• [Dataset records]

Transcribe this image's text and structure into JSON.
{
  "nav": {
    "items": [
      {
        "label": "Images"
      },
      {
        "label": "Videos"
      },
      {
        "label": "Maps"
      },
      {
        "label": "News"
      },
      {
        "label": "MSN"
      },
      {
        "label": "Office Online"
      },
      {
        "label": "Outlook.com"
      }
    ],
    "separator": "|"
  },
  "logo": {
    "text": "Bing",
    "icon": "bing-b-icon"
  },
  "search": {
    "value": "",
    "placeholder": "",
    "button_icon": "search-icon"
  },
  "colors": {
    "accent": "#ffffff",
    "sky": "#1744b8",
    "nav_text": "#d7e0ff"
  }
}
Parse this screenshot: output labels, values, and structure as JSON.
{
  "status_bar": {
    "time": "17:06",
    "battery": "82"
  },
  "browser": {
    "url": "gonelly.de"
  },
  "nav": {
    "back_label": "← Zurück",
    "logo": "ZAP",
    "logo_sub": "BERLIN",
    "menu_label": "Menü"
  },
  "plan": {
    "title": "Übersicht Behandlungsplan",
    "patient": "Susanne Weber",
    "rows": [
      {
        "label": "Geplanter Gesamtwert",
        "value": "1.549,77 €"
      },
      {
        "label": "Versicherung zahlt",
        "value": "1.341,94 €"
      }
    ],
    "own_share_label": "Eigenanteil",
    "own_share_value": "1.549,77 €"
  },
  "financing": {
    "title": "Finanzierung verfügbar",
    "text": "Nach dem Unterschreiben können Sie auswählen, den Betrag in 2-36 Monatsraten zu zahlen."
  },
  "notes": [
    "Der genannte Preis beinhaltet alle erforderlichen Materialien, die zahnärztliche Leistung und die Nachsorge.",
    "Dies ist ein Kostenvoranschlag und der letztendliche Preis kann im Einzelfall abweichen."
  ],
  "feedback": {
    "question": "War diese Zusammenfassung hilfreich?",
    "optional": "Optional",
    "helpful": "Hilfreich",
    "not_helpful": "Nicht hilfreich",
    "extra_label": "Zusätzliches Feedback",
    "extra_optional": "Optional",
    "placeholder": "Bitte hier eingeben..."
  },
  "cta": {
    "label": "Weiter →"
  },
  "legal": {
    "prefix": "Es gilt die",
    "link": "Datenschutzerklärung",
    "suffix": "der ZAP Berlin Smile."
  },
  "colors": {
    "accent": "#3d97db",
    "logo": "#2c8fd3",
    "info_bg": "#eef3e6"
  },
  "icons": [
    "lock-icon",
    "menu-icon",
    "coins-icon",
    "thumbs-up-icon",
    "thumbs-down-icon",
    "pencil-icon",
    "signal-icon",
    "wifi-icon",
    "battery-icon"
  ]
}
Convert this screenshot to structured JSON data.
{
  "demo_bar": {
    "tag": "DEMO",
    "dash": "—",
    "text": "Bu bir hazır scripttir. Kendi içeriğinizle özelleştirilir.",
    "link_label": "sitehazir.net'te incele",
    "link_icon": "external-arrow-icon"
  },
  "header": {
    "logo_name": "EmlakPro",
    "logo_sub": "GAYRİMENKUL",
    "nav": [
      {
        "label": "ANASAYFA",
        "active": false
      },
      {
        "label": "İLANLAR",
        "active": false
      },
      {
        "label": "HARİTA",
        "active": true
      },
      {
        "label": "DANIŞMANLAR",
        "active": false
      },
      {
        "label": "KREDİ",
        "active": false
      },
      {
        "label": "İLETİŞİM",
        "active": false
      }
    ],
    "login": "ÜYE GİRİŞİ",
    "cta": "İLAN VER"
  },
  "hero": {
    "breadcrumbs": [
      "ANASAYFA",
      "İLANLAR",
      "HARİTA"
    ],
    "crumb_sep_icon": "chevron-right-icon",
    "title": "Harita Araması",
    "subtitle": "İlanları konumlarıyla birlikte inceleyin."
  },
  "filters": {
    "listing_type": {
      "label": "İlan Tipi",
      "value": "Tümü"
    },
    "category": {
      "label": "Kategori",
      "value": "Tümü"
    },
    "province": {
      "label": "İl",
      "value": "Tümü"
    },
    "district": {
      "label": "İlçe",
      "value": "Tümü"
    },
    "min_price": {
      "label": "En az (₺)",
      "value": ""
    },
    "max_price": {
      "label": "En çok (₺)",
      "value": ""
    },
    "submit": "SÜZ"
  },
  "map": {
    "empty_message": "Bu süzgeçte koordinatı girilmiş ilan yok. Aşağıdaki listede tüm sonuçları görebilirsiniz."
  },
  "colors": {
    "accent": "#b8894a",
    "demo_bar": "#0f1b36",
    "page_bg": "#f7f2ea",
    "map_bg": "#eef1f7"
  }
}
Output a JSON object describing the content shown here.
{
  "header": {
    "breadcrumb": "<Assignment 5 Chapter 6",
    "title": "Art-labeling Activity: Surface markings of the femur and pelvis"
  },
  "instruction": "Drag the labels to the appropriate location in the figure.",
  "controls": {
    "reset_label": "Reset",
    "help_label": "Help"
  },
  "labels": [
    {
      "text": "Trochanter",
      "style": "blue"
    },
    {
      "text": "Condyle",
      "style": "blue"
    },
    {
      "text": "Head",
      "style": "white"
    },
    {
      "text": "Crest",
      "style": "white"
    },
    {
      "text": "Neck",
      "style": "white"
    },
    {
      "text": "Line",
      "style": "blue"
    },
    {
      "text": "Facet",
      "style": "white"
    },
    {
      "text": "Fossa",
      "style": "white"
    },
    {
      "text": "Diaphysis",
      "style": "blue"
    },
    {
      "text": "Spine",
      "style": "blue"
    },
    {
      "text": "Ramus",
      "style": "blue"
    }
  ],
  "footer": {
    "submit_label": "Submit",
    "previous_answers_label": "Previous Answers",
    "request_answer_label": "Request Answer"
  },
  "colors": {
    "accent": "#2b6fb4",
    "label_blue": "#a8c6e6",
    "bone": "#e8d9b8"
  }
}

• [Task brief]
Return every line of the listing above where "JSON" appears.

• [Solved problem]
Transcribe this image's text and structure into JSON.
Parse this screenshot: output labels, values, and structure as JSON.
Convert this screenshot to structured JSON data.
Output a JSON object describing the content shown here.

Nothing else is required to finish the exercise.